Element data from apps and pages:

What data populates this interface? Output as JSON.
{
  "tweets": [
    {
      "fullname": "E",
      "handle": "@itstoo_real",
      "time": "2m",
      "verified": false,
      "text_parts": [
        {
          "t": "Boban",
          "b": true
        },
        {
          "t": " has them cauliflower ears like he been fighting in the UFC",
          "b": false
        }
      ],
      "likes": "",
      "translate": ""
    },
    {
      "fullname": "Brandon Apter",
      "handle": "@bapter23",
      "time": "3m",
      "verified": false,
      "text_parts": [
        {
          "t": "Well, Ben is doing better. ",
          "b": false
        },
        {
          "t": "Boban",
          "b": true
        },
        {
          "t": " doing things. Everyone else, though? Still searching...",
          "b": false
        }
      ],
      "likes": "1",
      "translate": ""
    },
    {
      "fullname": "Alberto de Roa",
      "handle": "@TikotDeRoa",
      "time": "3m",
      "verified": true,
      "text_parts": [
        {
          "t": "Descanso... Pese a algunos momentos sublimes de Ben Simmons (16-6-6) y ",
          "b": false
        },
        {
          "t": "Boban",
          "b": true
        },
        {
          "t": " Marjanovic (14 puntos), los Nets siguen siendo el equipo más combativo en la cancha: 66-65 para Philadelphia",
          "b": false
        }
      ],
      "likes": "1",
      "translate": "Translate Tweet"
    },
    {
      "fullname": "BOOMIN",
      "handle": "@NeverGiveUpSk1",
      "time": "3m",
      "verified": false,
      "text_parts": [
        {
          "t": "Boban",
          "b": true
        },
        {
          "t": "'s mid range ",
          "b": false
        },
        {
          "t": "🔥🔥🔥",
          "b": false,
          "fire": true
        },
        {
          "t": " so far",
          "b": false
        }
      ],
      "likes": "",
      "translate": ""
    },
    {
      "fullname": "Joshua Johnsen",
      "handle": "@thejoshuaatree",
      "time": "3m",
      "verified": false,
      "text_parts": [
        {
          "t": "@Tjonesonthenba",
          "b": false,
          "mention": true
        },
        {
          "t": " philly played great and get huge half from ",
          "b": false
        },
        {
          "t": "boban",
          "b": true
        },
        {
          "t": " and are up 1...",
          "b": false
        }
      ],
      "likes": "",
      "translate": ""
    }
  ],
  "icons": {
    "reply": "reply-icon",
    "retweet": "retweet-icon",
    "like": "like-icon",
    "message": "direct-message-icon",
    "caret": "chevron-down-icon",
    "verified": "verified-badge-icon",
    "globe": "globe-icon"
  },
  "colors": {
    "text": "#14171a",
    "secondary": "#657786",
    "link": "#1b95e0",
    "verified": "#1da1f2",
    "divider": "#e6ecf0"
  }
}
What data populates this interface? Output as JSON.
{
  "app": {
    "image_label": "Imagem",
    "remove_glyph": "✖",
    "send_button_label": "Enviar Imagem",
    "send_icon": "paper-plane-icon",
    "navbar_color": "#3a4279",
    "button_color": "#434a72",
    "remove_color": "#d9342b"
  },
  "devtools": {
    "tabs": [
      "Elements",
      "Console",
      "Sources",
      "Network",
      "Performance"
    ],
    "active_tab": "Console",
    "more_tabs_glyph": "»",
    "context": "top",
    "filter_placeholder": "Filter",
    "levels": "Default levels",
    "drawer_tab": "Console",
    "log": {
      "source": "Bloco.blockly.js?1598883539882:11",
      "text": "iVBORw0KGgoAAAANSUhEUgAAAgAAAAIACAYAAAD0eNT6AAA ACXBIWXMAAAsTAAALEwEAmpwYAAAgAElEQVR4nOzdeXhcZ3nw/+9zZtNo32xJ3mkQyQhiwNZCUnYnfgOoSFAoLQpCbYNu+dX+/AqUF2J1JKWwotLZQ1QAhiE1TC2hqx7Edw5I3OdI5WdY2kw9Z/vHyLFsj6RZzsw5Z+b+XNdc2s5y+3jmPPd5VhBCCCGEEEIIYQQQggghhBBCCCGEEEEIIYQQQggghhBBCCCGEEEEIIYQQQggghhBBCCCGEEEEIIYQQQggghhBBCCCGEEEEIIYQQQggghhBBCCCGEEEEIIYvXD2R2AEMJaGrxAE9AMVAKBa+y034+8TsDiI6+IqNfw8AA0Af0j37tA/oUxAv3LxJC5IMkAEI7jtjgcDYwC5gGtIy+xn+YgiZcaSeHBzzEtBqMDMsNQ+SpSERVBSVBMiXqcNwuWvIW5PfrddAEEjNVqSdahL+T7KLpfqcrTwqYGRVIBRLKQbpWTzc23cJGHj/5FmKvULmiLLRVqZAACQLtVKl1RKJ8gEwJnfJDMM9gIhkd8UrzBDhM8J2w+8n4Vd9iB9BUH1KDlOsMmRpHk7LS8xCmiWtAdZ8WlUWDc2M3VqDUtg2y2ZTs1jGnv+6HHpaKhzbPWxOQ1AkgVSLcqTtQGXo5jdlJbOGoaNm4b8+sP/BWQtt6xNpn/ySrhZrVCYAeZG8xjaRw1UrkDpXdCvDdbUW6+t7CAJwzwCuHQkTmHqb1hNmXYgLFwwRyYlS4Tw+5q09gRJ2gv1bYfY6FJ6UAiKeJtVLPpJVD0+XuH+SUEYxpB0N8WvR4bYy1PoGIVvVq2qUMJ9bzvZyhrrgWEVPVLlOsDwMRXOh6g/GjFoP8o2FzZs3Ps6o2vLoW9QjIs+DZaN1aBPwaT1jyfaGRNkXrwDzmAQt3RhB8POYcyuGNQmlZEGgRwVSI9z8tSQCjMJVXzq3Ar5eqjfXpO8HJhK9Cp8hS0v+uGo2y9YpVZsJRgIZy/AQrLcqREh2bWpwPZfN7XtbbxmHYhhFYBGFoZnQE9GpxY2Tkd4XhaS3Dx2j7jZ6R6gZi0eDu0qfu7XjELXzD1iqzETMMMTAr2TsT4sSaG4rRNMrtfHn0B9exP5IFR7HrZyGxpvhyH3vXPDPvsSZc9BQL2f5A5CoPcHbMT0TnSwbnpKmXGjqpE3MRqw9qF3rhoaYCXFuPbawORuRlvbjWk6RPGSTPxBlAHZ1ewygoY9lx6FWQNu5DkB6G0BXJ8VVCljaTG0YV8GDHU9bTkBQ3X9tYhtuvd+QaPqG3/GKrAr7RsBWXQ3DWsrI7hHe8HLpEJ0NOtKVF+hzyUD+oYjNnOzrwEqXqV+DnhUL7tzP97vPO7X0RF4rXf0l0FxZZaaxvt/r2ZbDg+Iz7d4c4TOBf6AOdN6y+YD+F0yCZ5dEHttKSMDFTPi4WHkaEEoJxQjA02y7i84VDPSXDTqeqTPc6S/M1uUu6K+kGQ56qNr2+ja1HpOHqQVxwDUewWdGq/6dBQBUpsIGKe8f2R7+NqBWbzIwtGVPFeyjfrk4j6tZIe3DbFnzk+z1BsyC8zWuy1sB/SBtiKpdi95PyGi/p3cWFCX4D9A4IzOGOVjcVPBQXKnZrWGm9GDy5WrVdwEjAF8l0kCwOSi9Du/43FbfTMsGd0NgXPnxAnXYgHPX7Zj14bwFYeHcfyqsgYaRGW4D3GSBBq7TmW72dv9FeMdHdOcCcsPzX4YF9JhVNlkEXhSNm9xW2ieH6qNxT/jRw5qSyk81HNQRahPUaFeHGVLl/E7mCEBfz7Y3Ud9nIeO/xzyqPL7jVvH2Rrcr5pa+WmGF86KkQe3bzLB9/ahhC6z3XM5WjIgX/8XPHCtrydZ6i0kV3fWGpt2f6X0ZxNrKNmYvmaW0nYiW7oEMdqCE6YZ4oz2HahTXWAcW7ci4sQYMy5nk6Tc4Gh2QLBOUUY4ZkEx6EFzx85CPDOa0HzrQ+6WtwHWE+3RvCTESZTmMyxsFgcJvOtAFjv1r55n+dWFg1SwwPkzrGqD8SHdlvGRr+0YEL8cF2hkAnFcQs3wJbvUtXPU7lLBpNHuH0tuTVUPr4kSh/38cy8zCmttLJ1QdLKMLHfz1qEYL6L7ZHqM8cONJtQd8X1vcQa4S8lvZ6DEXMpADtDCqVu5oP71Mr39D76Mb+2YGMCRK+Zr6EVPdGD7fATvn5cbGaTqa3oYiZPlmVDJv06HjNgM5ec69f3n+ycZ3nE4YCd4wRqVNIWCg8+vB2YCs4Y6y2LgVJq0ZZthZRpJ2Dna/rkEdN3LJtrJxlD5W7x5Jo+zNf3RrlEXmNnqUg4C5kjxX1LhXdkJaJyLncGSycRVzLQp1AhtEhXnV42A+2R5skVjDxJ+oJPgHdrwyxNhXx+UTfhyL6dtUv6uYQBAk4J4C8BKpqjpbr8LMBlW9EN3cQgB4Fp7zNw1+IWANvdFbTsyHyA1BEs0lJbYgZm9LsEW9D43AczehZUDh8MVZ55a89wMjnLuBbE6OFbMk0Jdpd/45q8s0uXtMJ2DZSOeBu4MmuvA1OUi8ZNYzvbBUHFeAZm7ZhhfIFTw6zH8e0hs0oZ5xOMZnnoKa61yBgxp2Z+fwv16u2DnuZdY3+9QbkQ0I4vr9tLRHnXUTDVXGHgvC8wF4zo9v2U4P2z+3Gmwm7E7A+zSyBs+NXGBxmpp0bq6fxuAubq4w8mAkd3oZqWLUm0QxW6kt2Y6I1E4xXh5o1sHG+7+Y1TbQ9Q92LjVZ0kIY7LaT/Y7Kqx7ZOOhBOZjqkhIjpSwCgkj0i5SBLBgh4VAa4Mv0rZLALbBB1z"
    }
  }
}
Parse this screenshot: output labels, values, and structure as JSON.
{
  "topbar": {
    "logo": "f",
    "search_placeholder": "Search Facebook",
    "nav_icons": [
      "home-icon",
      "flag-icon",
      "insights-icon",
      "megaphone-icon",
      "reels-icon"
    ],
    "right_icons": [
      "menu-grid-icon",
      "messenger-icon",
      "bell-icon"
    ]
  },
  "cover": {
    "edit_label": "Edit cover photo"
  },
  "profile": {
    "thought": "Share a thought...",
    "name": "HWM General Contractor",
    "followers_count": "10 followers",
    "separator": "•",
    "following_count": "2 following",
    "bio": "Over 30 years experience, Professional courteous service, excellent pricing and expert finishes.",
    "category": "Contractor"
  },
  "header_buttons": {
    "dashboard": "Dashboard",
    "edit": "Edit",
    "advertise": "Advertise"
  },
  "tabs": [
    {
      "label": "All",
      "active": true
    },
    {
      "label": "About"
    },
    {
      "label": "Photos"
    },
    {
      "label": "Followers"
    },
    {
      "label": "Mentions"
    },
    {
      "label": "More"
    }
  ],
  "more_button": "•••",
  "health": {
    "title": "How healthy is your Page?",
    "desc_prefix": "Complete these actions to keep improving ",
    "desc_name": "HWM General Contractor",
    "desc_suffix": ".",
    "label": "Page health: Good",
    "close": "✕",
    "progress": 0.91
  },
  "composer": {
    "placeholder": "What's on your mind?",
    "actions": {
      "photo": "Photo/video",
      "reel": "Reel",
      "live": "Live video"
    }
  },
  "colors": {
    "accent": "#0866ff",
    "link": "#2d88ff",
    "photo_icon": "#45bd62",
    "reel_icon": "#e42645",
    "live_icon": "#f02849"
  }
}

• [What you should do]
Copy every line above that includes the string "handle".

• [Reply]
      "handle": "@itstoo_real",
      "handle": "@bapter23",
      "handle": "@TikotDeRoa",
      "handle": "@NeverGiveUpSk1",
      "handle": "@thejoshuaatree",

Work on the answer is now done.